▶ WORK TO COMPLETE
Which lines of the entries below hold the word "notified"? Report each of them.
────────────────────────────────────────
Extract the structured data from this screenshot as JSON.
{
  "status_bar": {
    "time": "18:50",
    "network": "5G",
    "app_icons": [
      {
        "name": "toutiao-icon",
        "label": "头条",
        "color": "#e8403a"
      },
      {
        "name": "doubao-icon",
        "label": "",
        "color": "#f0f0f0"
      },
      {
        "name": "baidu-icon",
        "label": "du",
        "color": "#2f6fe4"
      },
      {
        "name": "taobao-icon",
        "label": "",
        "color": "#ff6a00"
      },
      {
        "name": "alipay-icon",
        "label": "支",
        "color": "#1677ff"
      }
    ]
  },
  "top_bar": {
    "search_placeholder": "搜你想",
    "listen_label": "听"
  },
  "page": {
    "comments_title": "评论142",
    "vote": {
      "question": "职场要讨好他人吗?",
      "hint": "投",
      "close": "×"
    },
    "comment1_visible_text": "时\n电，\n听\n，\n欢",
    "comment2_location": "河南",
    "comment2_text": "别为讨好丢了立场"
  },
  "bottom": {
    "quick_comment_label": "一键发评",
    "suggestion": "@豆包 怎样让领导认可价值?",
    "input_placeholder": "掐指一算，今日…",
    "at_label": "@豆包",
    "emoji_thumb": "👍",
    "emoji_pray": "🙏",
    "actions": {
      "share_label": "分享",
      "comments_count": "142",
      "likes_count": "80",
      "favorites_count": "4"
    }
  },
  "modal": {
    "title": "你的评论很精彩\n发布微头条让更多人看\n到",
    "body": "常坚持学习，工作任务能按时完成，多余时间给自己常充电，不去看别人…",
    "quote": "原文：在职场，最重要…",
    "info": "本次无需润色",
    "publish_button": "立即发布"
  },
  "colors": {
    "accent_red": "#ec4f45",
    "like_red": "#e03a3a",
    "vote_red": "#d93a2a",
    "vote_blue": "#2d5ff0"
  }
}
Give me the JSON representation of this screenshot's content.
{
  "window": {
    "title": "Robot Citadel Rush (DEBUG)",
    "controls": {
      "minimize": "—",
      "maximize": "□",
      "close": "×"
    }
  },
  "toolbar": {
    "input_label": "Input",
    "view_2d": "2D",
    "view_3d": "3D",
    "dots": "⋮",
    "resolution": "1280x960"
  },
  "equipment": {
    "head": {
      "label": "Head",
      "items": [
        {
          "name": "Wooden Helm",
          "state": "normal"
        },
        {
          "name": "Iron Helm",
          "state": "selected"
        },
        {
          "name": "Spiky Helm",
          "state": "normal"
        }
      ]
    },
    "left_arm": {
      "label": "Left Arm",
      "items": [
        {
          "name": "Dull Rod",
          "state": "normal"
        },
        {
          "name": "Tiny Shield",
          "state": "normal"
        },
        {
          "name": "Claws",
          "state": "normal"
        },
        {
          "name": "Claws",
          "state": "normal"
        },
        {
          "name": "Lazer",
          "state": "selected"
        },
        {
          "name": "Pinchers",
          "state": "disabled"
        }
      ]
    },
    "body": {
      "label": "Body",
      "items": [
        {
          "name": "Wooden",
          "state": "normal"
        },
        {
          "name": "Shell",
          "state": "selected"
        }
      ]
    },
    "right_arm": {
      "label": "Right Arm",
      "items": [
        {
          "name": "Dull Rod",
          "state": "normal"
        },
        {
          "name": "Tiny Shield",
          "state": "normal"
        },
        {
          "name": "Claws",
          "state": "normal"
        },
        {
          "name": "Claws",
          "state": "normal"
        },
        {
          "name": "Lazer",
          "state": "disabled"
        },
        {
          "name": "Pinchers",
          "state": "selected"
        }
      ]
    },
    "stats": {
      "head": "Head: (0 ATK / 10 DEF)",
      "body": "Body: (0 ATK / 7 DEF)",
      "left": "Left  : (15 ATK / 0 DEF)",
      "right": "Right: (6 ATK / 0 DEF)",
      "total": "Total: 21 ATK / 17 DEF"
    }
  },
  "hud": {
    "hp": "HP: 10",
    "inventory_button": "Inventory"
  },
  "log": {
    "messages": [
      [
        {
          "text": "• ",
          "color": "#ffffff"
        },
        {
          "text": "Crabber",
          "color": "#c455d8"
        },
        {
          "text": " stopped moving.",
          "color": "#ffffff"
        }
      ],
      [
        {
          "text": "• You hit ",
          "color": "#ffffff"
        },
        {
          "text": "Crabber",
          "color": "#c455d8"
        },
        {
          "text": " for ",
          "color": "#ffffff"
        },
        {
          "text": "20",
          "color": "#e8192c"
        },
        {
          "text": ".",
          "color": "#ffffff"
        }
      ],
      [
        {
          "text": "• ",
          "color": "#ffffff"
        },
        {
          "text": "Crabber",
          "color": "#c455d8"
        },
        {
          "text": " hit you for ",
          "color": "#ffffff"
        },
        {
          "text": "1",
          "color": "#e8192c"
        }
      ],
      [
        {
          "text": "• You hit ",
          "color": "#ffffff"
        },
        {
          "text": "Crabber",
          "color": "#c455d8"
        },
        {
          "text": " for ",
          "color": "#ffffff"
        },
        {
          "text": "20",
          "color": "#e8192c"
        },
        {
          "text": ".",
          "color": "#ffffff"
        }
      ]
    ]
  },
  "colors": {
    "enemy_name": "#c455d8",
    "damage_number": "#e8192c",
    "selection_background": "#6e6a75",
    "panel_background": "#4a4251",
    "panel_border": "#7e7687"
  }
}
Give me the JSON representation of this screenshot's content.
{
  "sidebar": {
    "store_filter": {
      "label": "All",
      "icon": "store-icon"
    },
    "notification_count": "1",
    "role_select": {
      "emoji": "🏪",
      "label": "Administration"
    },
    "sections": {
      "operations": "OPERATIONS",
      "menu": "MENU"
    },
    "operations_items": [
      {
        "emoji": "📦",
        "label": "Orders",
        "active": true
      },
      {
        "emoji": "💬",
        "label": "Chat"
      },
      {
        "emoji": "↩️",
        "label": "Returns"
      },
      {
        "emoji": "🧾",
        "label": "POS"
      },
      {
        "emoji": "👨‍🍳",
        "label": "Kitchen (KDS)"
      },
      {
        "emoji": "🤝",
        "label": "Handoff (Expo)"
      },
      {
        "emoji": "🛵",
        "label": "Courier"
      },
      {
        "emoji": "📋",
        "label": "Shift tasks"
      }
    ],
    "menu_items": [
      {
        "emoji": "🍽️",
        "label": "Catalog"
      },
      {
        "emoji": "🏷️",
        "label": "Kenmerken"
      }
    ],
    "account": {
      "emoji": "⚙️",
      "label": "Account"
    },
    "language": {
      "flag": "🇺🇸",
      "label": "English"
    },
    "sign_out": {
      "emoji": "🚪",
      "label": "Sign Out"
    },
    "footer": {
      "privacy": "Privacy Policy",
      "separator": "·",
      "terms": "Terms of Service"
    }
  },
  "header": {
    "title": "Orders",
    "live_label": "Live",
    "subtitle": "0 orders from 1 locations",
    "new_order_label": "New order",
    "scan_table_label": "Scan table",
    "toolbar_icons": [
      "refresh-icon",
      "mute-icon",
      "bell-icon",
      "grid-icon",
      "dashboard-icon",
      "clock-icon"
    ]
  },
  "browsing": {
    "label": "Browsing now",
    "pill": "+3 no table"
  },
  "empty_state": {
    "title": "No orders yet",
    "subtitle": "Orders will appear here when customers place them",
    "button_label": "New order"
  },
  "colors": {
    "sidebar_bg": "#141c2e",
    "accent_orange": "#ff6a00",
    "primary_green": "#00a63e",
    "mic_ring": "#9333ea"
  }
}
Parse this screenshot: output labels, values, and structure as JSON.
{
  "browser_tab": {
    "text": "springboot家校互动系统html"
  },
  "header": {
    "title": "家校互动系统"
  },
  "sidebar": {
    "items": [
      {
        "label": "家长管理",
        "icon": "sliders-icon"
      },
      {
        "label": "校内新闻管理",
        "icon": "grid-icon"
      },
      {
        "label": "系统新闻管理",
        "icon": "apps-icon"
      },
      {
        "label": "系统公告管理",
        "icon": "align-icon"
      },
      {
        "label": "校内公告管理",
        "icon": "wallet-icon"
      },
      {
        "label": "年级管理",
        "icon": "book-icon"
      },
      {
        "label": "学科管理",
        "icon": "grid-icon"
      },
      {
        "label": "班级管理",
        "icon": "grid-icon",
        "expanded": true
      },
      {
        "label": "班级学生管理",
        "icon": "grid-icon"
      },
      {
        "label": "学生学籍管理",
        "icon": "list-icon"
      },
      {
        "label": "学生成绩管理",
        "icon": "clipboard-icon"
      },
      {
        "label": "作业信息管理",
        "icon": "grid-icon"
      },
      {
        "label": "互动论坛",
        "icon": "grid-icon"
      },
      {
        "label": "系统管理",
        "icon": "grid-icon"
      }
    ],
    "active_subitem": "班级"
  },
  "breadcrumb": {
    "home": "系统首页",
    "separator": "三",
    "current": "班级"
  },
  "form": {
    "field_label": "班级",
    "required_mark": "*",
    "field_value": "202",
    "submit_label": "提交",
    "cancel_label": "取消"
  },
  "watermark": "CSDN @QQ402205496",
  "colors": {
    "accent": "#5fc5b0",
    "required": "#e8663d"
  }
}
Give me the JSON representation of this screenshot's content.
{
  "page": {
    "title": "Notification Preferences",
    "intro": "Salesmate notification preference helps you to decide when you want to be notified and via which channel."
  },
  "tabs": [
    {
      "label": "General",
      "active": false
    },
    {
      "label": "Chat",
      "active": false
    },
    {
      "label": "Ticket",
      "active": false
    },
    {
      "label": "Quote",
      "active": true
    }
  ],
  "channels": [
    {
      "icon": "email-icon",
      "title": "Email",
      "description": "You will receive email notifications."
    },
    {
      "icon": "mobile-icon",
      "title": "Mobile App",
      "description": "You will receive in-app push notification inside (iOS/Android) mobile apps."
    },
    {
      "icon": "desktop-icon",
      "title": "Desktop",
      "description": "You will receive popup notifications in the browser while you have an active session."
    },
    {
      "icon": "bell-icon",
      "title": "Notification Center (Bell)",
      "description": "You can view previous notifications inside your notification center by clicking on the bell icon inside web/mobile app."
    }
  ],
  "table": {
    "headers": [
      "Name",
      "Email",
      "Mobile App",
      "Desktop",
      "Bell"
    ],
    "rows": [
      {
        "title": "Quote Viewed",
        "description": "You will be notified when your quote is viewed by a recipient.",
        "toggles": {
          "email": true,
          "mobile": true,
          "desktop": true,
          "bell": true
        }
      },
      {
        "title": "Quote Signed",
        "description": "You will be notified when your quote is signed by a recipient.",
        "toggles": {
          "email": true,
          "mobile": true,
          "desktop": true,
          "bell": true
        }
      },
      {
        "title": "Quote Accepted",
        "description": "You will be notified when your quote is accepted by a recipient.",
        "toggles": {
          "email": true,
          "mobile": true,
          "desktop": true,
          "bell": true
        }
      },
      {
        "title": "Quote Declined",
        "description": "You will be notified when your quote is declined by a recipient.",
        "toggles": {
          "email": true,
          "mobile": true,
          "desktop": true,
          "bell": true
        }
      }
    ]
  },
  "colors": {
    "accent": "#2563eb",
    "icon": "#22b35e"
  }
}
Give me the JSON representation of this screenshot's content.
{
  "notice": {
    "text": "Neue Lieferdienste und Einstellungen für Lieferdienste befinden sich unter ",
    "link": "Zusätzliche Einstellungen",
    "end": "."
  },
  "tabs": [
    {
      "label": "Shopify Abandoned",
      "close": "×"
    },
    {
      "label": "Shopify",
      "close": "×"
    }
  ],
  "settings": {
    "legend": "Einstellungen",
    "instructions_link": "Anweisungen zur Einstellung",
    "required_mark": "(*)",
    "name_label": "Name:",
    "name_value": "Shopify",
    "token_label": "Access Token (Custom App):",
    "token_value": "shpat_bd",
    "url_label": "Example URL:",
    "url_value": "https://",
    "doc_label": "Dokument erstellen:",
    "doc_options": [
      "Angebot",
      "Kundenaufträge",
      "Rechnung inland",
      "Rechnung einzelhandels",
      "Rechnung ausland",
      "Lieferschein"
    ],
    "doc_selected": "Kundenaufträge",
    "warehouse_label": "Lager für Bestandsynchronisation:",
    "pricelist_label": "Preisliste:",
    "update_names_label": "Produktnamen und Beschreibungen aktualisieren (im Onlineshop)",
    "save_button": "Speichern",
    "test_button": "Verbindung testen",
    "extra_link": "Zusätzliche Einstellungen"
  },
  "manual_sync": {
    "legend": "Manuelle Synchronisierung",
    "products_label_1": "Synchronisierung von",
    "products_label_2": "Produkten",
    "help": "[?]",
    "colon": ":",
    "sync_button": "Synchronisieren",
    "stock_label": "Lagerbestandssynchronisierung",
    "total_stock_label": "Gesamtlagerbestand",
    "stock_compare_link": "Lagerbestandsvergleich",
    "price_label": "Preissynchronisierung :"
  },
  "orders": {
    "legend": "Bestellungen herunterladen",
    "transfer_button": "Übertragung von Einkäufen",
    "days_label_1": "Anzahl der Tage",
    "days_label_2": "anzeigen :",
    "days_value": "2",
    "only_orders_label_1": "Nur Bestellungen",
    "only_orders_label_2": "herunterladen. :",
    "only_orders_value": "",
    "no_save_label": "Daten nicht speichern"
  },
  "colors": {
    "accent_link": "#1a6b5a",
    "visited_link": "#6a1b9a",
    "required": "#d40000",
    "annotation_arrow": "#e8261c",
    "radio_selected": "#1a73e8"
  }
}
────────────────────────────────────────
▶ ANSWER TO THE PROBLEM
    "intro": "Salesmate notification preference helps you to decide when you want to be notified and via which channel."
        "description": "You will be notified when your quote is viewed by a recipient.",
        "description": "You will be notified when your quote is signed by a recipient.",
        "description": "You will be notified when your quote is accepted by a recipient.",
        "description": "You will be notified when your quote is declined by a recipient.",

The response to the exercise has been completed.